Citation: Villar I, Larrainzar E, Milazzo L, Pérez-Rontomé C, Rubio MC, Smulevich G, Martínez JI, Wilson MT, Reeder B, Huertas R, Abbruzzetti S, Udvardi M and Becana M (2020) A Plant Gene Encoding One-Heme and Two-Heme Hemoglobins With Extreme Reactivities Toward Diatomic Gases and Nitrite. Front. Plant Sci. 11:600336. doi: 10.3389/fpls.2020.600336
Edited by:Maurizio Chiurazzi, National Research Council (CNR), Italy
Reviewed by:Jesus Tejero, University of Pittsburgh, United States
Mark Gladwin, University of Pittsburgh, United States
Anthony DeMartino, University of Pittsburgh, United States, in collaboration with reviewer MG
Copyright © 2020 Villar, Larrainzar, Milazzo, Pérez-Rontomé, Rubio, Smulevich, Martínez, Wilson, Reeder, Huertas, Abbruzzetti, Udvardi and Becana. This is an open-access article distributed under the terms of the Creative Commons Attribution License (CC BY). The use, distribution or reproduction in other forums is permitted, provided the original author(s) and the copyright owner(s) are credited and that the original publication in this journal is cited, in accordance with accepted academic practice. No use, distribution or reproduction is permitted which does not comply with these terms.

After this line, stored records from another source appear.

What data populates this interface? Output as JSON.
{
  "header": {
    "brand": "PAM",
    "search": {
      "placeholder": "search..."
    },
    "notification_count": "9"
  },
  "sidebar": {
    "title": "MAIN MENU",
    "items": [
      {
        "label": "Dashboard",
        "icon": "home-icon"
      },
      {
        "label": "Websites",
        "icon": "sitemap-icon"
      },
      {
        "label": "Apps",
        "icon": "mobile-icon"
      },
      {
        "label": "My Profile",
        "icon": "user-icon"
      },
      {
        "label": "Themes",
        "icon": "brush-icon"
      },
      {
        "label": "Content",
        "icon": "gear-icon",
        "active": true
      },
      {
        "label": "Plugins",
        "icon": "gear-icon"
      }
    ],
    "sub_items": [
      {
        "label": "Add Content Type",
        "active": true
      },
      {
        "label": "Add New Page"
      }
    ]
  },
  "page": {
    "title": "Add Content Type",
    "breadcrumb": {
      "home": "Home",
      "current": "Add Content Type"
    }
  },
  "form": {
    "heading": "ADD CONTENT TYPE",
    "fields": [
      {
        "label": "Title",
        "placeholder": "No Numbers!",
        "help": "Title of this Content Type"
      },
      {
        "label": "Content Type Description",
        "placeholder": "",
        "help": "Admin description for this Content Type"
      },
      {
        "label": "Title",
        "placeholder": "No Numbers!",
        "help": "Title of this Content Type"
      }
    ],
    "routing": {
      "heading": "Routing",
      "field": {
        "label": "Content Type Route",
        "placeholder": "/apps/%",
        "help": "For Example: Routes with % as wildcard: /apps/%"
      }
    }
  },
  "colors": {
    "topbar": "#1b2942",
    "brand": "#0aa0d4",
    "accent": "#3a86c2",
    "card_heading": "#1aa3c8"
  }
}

*Correspondence: Manuel Becana, firstname.lastname@example.org